*** Available records ***

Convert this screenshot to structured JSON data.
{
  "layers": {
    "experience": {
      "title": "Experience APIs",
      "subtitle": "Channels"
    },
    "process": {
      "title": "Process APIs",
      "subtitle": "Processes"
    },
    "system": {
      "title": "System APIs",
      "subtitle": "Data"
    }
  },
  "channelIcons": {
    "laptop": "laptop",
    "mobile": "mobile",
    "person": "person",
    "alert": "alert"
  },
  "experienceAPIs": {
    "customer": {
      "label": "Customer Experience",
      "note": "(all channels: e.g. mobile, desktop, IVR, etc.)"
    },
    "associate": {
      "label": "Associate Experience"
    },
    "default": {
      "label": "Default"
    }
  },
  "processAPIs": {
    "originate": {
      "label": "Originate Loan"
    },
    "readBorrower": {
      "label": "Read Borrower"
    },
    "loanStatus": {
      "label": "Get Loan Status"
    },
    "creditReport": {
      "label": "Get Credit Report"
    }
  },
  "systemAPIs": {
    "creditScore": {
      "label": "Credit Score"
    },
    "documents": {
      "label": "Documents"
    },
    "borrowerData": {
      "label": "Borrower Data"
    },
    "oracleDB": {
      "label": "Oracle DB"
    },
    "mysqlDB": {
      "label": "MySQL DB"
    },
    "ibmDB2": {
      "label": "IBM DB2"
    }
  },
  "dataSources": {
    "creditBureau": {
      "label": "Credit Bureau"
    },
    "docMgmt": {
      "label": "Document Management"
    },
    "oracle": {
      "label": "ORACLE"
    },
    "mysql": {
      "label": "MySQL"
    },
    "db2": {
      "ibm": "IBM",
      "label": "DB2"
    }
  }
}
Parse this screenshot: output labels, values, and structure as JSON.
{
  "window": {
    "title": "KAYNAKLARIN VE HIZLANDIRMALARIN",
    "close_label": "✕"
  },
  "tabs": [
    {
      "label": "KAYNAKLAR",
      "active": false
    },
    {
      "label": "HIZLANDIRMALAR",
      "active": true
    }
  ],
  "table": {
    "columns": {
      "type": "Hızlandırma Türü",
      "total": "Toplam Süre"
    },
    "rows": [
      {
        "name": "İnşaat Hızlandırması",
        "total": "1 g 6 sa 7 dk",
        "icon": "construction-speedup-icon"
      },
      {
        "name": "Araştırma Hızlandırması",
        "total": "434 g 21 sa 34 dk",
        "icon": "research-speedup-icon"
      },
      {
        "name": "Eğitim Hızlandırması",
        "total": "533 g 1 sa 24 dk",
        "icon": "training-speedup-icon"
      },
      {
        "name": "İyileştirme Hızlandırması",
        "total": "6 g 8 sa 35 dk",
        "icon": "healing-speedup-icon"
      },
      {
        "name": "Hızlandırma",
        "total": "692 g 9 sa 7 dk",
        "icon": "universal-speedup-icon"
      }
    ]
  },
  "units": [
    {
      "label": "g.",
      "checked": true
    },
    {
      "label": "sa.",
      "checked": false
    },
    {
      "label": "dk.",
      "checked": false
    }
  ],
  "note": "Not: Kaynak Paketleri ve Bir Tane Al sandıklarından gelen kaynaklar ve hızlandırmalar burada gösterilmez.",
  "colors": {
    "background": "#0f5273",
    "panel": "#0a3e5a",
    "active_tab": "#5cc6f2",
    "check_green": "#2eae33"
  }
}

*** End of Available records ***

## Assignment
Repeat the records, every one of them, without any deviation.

## Answer
Convert this screenshot to structured JSON data.
{
  "layers": {
    "experience": {
      "title": "Experience APIs",
      "subtitle": "Channels"
    },
    "process": {
      "title": "Process APIs",
      "subtitle": "Processes"
    },
    "system": {
      "title": "System APIs",
      "subtitle": "Data"
    }
  },
  "channelIcons": {
    "laptop": "laptop",
    "mobile": "mobile",
    "person": "person",
    "alert": "alert"
  },
  "experienceAPIs": {
    "customer": {
      "label": "Customer Experience",
      "note": "(all channels: e.g. mobile, desktop, IVR, etc.)"
    },
    "associate": {
      "label": "Associate Experience"
    },
    "default": {
      "label": "Default"
    }
  },
  "processAPIs": {
    "originate": {
      "label": "Originate Loan"
    },
    "readBorrower": {
      "label": "Read Borrower"
    },
    "loanStatus": {
      "label": "Get Loan Status"
    },
    "creditReport": {
      "label": "Get Credit Report"
    }
  },
  "systemAPIs": {
    "creditScore": {
      "label": "Credit Score"
    },
    "documents": {
      "label": "Documents"
    },
    "borrowerData": {
      "label": "Borrower Data"
    },
    "oracleDB": {
      "label": "Oracle DB"
    },
    "mysqlDB": {
      "label": "MySQL DB"
    },
    "ibmDB2": {
      "label": "IBM DB2"
    }
  },
  "dataSources": {
    "creditBureau": {
      "label": "Credit Bureau"
    },
    "docMgmt": {
      "label": "Document Management"
    },
    "oracle": {
      "label": "ORACLE"
    },
    "mysql": {
      "label": "MySQL"
    },
    "db2": {
      "ibm": "IBM",
      "label": "DB2"
    }
  }
}
Parse this screenshot: output labels, values, and structure as JSON.
{
  "window": {
    "title": "KAYNAKLARIN VE HIZLANDIRMALARIN",
    "close_label": "✕"
  },
  "tabs": [
    {
      "label": "KAYNAKLAR",
      "active": false
    },
    {
      "label": "HIZLANDIRMALAR",
      "active": true
    }
  ],
  "table": {
    "columns": {
      "type": "Hızlandırma Türü",
      "total": "Toplam Süre"
    },
    "rows": [
      {
        "name": "İnşaat Hızlandırması",
        "total": "1 g 6 sa 7 dk",
        "icon": "construction-speedup-icon"
      },
      {
        "name": "Araştırma Hızlandırması",
        "total": "434 g 21 sa 34 dk",
        "icon": "research-speedup-icon"
      },
      {
        "name": "Eğitim Hızlandırması",
        "total": "533 g 1 sa 24 dk",
        "icon": "training-speedup-icon"
      },
      {
        "name": "İyileştirme Hızlandırması",
        "total": "6 g 8 sa 35 dk",
        "icon": "healing-speedup-icon"
      },
      {
        "name": "Hızlandırma",
        "total": "692 g 9 sa 7 dk",
        "icon": "universal-speedup-icon"
      }
    ]
  },
  "units": [
    {
      "label": "g.",
      "checked": true
    },
    {
      "label": "sa.",
      "checked": false
    },
    {
      "label": "dk.",
      "checked": false
    }
  ],
  "note": "Not: Kaynak Paketleri ve Bir Tane Al sandıklarından gelen kaynaklar ve hızlandırmalar burada gösterilmez.",
  "colors": {
    "background": "#0f5273",
    "panel": "#0a3e5a",
    "active_tab": "#5cc6f2",
    "check_green": "#2eae33"
  }
}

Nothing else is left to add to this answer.